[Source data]
======
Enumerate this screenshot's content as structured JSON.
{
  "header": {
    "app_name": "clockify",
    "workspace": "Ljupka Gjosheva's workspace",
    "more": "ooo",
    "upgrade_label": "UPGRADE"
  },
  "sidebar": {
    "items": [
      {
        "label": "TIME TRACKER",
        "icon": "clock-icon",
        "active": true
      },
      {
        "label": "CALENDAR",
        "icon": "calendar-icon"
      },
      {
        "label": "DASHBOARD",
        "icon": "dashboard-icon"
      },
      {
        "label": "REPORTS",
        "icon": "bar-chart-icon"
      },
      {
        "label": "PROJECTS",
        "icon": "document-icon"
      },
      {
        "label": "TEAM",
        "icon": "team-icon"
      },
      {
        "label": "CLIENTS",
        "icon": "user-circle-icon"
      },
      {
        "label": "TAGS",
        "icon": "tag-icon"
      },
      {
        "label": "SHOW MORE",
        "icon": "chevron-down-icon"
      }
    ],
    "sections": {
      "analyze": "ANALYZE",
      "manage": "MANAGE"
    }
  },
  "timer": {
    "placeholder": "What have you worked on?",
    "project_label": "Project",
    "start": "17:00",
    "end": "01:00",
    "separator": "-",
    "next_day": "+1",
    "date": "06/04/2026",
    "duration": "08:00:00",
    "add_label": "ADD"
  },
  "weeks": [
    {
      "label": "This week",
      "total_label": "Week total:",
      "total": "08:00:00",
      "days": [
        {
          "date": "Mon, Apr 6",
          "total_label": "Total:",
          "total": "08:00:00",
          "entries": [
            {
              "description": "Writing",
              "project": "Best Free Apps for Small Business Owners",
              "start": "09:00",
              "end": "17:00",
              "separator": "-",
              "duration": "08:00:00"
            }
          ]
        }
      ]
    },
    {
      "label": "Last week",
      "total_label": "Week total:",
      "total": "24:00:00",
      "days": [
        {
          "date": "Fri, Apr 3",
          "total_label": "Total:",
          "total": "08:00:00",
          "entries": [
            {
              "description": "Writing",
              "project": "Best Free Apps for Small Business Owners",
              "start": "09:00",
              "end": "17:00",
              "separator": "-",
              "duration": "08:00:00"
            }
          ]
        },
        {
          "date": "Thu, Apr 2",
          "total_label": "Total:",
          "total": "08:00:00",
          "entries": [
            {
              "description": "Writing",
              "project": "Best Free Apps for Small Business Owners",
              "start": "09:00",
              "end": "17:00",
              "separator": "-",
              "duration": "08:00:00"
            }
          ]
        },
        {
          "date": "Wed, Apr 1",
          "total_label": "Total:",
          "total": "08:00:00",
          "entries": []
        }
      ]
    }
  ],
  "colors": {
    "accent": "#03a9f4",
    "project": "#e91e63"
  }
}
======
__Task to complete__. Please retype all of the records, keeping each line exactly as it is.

__Expected answer__.
Enumerate this screenshot's content as structured JSON.
{
  "header": {
    "app_name": "clockify",
    "workspace": "Ljupka Gjosheva's workspace",
    "more": "ooo",
    "upgrade_label": "UPGRADE"
  },
  "sidebar": {
    "items": [
      {
        "label": "TIME TRACKER",
        "icon": "clock-icon",
        "active": true
      },
      {
        "label": "CALENDAR",
        "icon": "calendar-icon"
      },
      {
        "label": "DASHBOARD",
        "icon": "dashboard-icon"
      },
      {
        "label": "REPORTS",
        "icon": "bar-chart-icon"
      },
      {
        "label": "PROJECTS",
        "icon": "document-icon"
      },
      {
        "label": "TEAM",
        "icon": "team-icon"
      },
      {
        "label": "CLIENTS",
        "icon": "user-circle-icon"
      },
      {
        "label": "TAGS",
        "icon": "tag-icon"
      },
      {
        "label": "SHOW MORE",
        "icon": "chevron-down-icon"
      }
    ],
    "sections": {
      "analyze": "ANALYZE",
      "manage": "MANAGE"
    }
  },
  "timer": {
    "placeholder": "What have you worked on?",
    "project_label": "Project",
    "start": "17:00",
    "end": "01:00",
    "separator": "-",
    "next_day": "+1",
    "date": "06/04/2026",
    "duration": "08:00:00",
    "add_label": "ADD"
  },
  "weeks": [
    {
      "label": "This week",
      "total_label": "Week total:",
      "total": "08:00:00",
      "days": [
        {
          "date": "Mon, Apr 6",
          "total_label": "Total:",
          "total": "08:00:00",
          "entries": [
            {
              "description": "Writing",
              "project": "Best Free Apps for Small Business Owners",
              "start": "09:00",
              "end": "17:00",
              "separator": "-",
              "duration": "08:00:00"
            }
          ]
        }
      ]
    },
    {
      "label": "Last week",
      "total_label": "Week total:",
      "total": "24:00:00",
      "days": [
        {
          "date": "Fri, Apr 3",
          "total_label": "Total:",
          "total": "08:00:00",
          "entries": [
            {
              "description": "Writing",
              "project": "Best Free Apps for Small Business Owners",
              "start": "09:00",
              "end": "17:00",
              "separator": "-",
              "duration": "08:00:00"
            }
          ]
        },
        {
          "date": "Thu, Apr 2",
          "total_label": "Total:",
          "total": "08:00:00",
          "entries": [
            {
              "description": "Writing",
              "project": "Best Free Apps for Small Business Owners",
              "start": "09:00",
              "end": "17:00",
              "separator": "-",
              "duration": "08:00:00"
            }
          ]
        },
        {
          "date": "Wed, Apr 1",
          "total_label": "Total:",
          "total": "08:00:00",
          "entries": []
        }
      ]
    }
  ],
  "colors": {
    "accent": "#03a9f4",
    "project": "#e91e63"
  }
}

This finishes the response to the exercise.